=== Section Start ===
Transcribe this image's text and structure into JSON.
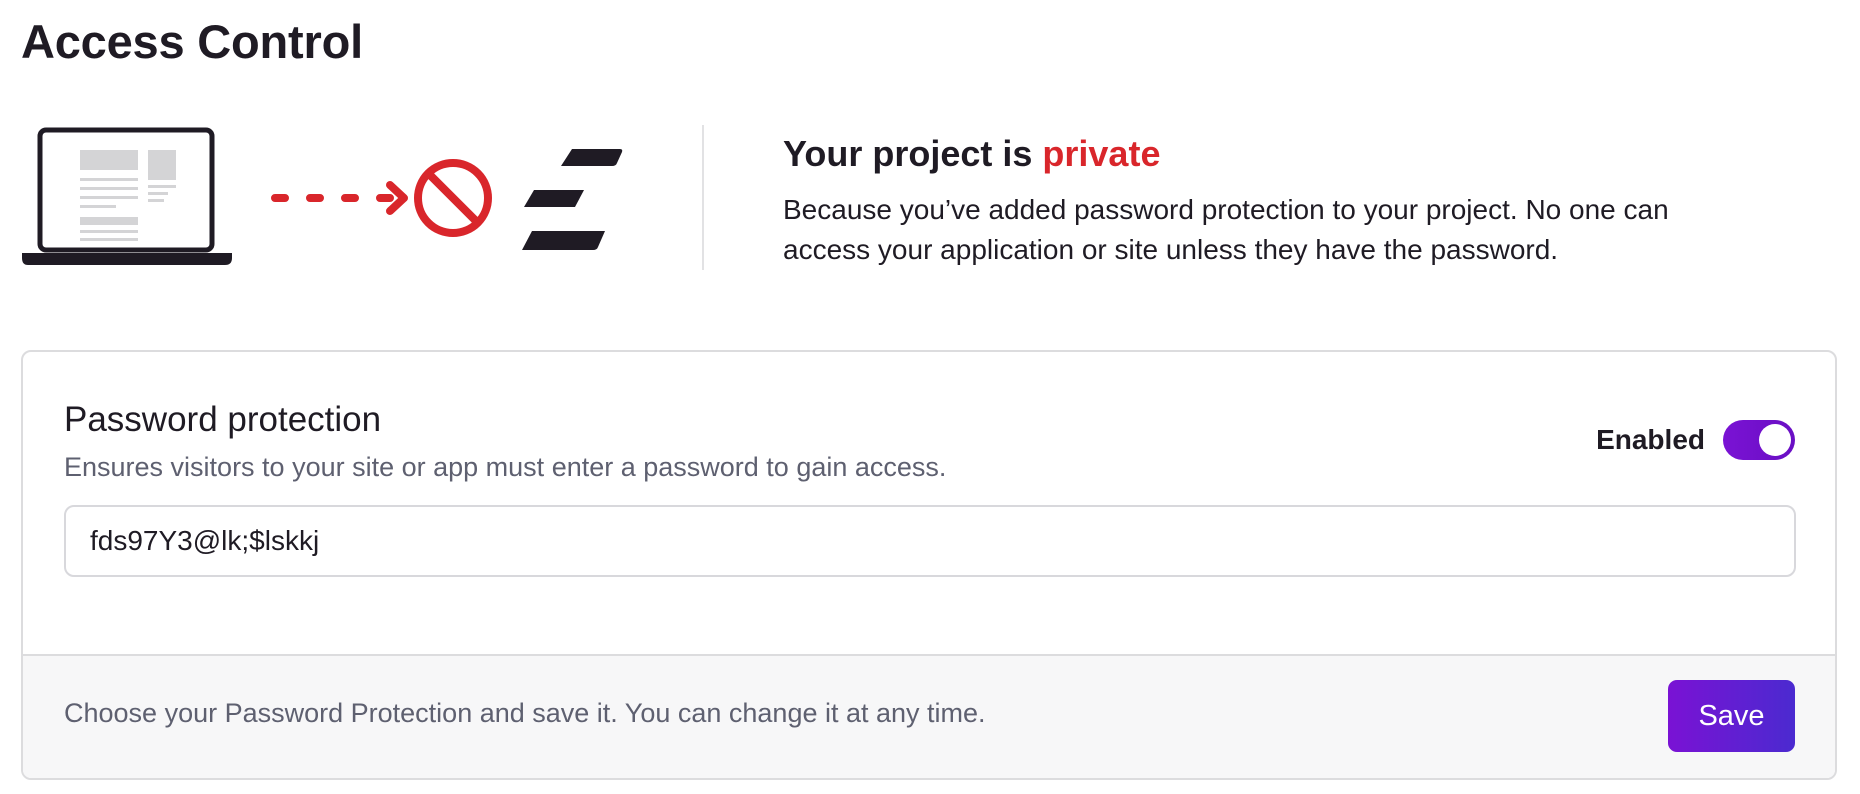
{
  "page": {
    "title": "Access Control"
  },
  "status": {
    "heading_prefix": "Your project is",
    "heading_status": "private",
    "description": "Because you’ve added password protection to your project. No one can access your application or site unless they have the password."
  },
  "password_protection": {
    "title": "Password protection",
    "description": "Ensures visitors to your site or app must enter a password to gain access.",
    "toggle_label": "Enabled",
    "toggle_on": true,
    "password_value": "fds97Y3@lk;$lskkj",
    "footer_text": "Choose your Password Protection and save it. You can change it at any time.",
    "save_label": "Save"
  },
  "icons": {
    "laptop": "laptop-icon",
    "arrow": "dashed-arrow-icon",
    "blocked": "no-entry-icon",
    "logo": "brand-logo-icon"
  },
  "colors": {
    "accent_start": "#7a12d4",
    "accent_end": "#4b2ad0",
    "danger": "#d9262b",
    "text": "#1f1b24",
    "muted": "#5e6070"
  }
}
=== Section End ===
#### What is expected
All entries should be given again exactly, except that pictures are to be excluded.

#### Answer section
Transcribe this image's text and structure into JSON.
{
  "page": {
    "title": "Access Control"
  },
  "status": {
    "heading_prefix": "Your project is",
    "heading_status": "private",
    "description": "Because you’ve added password protection to your project. No one can access your application or site unless they have the password."
  },
  "password_protection": {
    "title": "Password protection",
    "description": "Ensures visitors to your site or app must enter a password to gain access.",
    "toggle_label": "Enabled",
    "toggle_on": true,
    "password_value": "fds97Y3@lk;$lskkj",
    "footer_text": "Choose your Password Protection and save it. You can change it at any time.",
    "save_label": "Save"
  },
  "icons": {
    "laptop": "laptop-icon",
    "arrow": "dashed-arrow-icon",
    "blocked": "no-entry-icon",
    "logo": "brand-logo-icon"
  },
  "colors": {
    "accent_start": "#7a12d4",
    "accent_end": "#4b2ad0",
    "danger": "#d9262b",
    "text": "#1f1b24",
    "muted": "#5e6070"
  }
}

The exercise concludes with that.